INSTRUCTIONS TO FOLLOW: Each line of the material that mentions the word "message" is to be copied.

—————

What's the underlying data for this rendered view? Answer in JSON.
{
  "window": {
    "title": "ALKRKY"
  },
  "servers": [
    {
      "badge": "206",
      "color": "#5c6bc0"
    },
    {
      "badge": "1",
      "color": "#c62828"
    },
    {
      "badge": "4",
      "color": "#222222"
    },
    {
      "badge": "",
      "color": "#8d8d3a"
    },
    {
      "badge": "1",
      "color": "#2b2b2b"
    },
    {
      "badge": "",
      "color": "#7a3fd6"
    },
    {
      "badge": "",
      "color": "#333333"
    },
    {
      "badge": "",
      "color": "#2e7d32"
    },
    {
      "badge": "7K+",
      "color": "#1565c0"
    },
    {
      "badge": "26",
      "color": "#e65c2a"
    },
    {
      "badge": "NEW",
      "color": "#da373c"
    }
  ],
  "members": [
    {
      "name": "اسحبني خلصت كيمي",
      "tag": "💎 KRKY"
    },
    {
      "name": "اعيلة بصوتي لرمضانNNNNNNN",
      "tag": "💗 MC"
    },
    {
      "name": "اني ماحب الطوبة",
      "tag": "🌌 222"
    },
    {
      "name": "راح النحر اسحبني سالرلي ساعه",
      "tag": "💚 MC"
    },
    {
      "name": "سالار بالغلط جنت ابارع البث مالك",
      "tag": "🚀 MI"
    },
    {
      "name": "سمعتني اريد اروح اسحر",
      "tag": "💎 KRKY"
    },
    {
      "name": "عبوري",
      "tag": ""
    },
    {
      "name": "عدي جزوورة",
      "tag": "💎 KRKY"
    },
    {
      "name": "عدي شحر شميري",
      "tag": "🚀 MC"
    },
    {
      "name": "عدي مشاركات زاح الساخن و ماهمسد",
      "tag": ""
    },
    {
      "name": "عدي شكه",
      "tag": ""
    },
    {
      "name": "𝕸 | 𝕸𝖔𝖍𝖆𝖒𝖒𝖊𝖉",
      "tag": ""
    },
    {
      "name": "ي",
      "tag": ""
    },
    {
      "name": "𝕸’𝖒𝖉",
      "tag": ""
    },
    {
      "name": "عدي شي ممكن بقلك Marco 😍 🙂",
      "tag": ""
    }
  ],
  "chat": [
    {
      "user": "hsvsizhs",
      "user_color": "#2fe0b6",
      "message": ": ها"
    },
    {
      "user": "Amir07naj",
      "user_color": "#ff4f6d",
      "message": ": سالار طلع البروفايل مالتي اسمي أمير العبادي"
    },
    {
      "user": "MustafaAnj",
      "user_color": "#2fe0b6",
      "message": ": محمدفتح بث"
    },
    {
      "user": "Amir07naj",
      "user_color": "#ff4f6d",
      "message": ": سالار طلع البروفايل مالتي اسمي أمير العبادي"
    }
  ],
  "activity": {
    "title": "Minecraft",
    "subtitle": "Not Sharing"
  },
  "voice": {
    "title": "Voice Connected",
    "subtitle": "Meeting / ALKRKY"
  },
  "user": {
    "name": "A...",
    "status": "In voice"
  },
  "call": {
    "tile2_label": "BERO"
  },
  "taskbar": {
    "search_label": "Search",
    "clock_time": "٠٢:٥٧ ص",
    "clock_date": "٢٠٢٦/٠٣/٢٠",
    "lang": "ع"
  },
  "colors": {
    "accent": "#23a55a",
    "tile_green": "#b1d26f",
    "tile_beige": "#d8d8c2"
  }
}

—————

EXERCISE OUTPUT:
      "message": ": ها"
      "message": ": سالار طلع البروفايل مالتي اسمي أمير العبادي"
      "message": ": محمدفتح بث"
      "message": ": سالار طلع البروفايل مالتي اسمي أمير العبادي"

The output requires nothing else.